I have literally thousands of worms in the driveway and they are all migrating into the garage and now into the house through the mopboards. I sweep them out of the garage several times every day, but they keep coming back.
Every morning there are thousands in the garage near the door to the house. They are hard, 1-1/4 inches long with little pincers, and coil when disturbed. How in the world can I get rid of these pesky critters? I do have chickens, but even they can't keep up with the infestation.
By Bonnie T. from Kinderhook, NY
The most common millipedes are dark brown and reach 1 to 1 1/2 inches when full grown. They are round and elongated, with many small legs. A common description is "little black worms crawling in the basement windows." When dead or disturbed, they tend to curl into a tight coil.

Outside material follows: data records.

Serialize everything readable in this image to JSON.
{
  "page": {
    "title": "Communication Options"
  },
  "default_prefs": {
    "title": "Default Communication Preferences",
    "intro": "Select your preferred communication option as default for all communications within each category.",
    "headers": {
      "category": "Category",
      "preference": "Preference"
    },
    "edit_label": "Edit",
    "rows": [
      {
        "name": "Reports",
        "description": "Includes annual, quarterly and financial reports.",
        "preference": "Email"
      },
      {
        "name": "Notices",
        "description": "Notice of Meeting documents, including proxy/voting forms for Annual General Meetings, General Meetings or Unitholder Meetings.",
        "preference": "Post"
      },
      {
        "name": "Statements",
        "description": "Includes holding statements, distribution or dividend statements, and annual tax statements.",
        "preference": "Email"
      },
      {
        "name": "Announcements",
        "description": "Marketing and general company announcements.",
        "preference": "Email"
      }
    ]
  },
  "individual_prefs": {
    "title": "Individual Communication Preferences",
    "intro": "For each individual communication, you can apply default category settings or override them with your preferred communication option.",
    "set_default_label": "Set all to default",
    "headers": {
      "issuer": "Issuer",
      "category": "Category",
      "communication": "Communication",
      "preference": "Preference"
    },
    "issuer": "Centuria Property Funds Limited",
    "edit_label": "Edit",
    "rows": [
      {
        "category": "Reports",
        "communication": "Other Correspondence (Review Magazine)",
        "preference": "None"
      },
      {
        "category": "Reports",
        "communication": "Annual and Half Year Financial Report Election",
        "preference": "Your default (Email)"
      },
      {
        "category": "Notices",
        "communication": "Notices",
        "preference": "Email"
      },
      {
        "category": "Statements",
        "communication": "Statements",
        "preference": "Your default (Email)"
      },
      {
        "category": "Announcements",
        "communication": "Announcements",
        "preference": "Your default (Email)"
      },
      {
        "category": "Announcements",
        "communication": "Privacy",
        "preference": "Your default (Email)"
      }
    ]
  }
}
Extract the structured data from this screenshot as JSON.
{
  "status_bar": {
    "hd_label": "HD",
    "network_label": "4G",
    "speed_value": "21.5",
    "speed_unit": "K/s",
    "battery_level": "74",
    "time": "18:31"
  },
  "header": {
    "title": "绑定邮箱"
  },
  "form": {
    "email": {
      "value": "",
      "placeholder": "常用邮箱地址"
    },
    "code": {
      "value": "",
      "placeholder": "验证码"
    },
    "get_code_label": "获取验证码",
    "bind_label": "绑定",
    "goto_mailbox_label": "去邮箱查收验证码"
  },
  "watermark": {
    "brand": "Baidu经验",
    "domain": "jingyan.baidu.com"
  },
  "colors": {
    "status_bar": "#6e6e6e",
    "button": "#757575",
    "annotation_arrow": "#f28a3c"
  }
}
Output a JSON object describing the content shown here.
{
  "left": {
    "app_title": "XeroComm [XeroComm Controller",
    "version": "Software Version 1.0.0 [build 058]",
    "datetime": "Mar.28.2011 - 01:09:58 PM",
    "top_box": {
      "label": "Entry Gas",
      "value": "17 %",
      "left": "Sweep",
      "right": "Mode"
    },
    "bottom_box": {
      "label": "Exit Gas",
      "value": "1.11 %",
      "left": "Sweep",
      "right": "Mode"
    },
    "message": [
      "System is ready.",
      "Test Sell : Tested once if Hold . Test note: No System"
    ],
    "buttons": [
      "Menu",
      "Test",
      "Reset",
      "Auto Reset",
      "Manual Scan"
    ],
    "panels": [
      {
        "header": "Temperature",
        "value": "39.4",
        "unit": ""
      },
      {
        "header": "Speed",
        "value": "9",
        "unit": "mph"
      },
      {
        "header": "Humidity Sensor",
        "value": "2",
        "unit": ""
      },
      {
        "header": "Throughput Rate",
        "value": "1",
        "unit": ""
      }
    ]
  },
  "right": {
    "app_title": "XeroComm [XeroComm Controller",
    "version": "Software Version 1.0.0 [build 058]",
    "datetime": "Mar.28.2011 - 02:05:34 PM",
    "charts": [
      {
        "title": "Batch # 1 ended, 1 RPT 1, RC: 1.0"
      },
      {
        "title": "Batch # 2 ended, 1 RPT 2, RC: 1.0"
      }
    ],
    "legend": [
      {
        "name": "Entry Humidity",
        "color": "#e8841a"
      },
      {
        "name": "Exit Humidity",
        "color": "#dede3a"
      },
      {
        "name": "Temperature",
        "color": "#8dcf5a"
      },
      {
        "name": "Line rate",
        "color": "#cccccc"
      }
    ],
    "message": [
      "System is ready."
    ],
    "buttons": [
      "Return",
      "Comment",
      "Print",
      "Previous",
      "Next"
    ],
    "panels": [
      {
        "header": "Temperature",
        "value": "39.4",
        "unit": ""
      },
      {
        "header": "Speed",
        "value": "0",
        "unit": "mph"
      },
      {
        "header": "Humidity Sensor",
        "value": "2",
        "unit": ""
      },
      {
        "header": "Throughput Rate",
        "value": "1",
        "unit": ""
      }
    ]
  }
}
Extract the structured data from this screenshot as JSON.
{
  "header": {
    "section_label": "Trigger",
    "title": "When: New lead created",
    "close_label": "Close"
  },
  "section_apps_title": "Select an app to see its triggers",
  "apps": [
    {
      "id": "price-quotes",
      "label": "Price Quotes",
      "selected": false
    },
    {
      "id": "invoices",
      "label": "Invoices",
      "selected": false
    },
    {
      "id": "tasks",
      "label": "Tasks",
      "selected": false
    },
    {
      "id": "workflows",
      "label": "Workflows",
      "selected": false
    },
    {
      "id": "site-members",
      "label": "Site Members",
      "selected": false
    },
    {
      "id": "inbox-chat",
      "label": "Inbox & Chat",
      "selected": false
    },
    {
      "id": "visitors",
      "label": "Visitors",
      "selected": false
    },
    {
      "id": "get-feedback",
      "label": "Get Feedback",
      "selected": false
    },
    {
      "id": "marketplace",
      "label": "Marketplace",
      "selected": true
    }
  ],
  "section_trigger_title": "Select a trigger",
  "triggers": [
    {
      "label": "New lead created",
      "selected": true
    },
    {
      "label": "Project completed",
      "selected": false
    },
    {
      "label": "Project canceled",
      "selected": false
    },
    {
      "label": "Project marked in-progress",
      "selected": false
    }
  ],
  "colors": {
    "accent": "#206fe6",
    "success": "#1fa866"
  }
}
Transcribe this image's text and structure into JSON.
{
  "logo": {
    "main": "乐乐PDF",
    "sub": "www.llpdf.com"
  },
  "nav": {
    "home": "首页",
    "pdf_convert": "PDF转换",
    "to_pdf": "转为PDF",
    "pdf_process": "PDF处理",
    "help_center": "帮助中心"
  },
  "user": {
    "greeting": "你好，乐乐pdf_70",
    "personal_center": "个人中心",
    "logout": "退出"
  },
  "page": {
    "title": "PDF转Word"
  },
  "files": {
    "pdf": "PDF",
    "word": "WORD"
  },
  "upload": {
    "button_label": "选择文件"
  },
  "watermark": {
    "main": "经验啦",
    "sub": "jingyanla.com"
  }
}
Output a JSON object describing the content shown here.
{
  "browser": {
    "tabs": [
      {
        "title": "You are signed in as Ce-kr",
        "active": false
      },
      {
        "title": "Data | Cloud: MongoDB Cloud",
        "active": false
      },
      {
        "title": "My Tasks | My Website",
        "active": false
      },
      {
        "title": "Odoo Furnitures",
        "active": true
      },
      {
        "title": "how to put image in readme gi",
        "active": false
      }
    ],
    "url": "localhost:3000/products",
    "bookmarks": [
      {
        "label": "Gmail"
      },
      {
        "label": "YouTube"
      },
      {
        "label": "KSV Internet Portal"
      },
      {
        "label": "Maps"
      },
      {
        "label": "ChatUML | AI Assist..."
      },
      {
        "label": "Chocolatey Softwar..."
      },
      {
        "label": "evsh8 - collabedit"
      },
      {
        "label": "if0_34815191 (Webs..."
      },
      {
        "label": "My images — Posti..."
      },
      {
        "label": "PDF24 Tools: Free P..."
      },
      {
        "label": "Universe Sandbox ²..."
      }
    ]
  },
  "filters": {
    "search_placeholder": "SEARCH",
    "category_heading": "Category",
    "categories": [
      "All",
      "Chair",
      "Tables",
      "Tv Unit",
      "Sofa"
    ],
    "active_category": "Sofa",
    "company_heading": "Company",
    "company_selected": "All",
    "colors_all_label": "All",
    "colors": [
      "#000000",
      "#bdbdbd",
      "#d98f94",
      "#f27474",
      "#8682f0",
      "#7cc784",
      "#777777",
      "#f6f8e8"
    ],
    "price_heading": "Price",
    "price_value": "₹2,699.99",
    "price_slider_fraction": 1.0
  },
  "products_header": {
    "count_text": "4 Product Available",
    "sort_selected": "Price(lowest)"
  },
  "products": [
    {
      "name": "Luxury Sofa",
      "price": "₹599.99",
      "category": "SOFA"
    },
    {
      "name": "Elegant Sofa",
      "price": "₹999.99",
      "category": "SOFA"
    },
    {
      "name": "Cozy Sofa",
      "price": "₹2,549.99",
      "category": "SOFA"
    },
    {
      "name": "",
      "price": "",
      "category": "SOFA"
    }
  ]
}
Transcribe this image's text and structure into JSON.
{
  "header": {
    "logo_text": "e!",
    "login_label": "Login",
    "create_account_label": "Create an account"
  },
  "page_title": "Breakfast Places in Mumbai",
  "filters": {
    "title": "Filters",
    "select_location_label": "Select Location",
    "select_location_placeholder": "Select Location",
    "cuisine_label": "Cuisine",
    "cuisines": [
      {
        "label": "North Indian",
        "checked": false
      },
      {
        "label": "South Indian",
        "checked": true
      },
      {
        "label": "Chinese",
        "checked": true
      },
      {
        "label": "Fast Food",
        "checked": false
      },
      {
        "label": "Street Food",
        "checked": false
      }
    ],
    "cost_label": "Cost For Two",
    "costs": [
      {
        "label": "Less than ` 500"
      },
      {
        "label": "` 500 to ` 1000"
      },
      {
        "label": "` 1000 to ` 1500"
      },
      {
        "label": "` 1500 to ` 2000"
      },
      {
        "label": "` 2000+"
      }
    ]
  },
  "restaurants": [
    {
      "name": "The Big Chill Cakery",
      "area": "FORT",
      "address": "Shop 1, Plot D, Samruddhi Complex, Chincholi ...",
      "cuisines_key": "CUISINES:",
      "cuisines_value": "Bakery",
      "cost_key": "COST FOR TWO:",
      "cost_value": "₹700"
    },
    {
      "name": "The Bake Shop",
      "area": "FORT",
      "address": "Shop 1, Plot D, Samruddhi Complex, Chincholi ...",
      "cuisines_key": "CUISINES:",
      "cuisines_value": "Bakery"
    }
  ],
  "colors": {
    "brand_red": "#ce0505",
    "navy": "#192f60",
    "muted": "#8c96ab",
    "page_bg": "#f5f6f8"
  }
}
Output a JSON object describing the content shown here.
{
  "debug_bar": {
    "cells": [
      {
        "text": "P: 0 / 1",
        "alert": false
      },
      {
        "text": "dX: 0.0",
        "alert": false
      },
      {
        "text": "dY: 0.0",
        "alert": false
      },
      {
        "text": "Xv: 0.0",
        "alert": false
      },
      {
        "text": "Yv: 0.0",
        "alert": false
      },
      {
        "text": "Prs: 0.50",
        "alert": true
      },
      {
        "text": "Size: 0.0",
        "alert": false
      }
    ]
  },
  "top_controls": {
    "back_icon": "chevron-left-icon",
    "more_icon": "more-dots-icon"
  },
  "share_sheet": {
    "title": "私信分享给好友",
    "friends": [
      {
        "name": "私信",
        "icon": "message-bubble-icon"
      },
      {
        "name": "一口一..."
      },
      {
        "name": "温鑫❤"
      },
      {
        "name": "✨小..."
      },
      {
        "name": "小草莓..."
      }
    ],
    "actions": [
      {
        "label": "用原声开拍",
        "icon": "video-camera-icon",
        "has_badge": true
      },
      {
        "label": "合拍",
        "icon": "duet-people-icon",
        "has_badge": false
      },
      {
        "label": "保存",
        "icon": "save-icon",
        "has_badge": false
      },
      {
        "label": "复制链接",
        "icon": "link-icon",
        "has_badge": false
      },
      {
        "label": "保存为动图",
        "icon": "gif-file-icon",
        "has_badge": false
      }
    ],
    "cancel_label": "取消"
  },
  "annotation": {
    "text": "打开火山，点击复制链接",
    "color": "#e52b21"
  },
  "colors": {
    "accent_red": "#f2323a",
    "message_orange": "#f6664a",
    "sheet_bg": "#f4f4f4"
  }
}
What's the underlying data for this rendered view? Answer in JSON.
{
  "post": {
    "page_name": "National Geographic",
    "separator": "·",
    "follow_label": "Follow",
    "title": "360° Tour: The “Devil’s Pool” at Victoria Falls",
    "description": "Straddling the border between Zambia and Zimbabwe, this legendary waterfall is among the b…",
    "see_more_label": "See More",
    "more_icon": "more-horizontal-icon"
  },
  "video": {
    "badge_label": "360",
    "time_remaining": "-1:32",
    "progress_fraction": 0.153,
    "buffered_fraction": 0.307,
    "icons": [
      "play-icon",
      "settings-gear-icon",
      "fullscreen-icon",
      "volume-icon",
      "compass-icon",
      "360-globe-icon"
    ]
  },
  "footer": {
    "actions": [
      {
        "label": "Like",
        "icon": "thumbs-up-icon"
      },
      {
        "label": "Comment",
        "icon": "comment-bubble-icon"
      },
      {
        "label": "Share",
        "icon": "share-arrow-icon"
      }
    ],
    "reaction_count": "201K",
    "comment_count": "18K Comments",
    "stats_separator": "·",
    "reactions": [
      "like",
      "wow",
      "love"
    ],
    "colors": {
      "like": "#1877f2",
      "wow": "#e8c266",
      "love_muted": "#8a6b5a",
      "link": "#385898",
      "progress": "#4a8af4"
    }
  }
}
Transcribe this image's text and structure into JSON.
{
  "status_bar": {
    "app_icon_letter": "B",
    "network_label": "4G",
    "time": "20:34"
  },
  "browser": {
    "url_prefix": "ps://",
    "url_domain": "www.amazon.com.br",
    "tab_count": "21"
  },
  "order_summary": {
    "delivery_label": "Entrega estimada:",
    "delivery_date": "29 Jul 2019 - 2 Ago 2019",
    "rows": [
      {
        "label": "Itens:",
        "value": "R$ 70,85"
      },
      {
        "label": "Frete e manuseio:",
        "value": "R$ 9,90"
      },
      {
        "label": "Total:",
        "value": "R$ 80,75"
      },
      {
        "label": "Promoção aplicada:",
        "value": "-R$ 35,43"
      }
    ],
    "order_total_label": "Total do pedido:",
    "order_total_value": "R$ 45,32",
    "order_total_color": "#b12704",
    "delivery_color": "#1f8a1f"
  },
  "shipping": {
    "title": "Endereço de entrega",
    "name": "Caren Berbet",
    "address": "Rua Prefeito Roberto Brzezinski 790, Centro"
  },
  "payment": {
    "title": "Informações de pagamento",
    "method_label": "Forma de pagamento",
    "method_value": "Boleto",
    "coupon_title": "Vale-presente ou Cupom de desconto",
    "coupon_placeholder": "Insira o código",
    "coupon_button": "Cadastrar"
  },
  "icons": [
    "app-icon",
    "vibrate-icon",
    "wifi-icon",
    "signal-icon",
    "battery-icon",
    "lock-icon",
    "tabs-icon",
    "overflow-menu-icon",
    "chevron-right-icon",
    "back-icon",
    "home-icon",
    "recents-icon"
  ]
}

Millipedes do not bite or pose any danger to humans. They feed on rotting organic matter such as leaves and wood and rarely feed on tender green leaves and roots. They spend almost all their time in moist areas, such as under rocks or logs and in lawn thatch.
Movement into houses often is sudden and sporadic. Most millipede movement takes place in September and October and again in midspring. Invasions, usually into cellars, often take place shortly after a period of wet weather and end as suddenly as they start. (07/16/2009)
By c t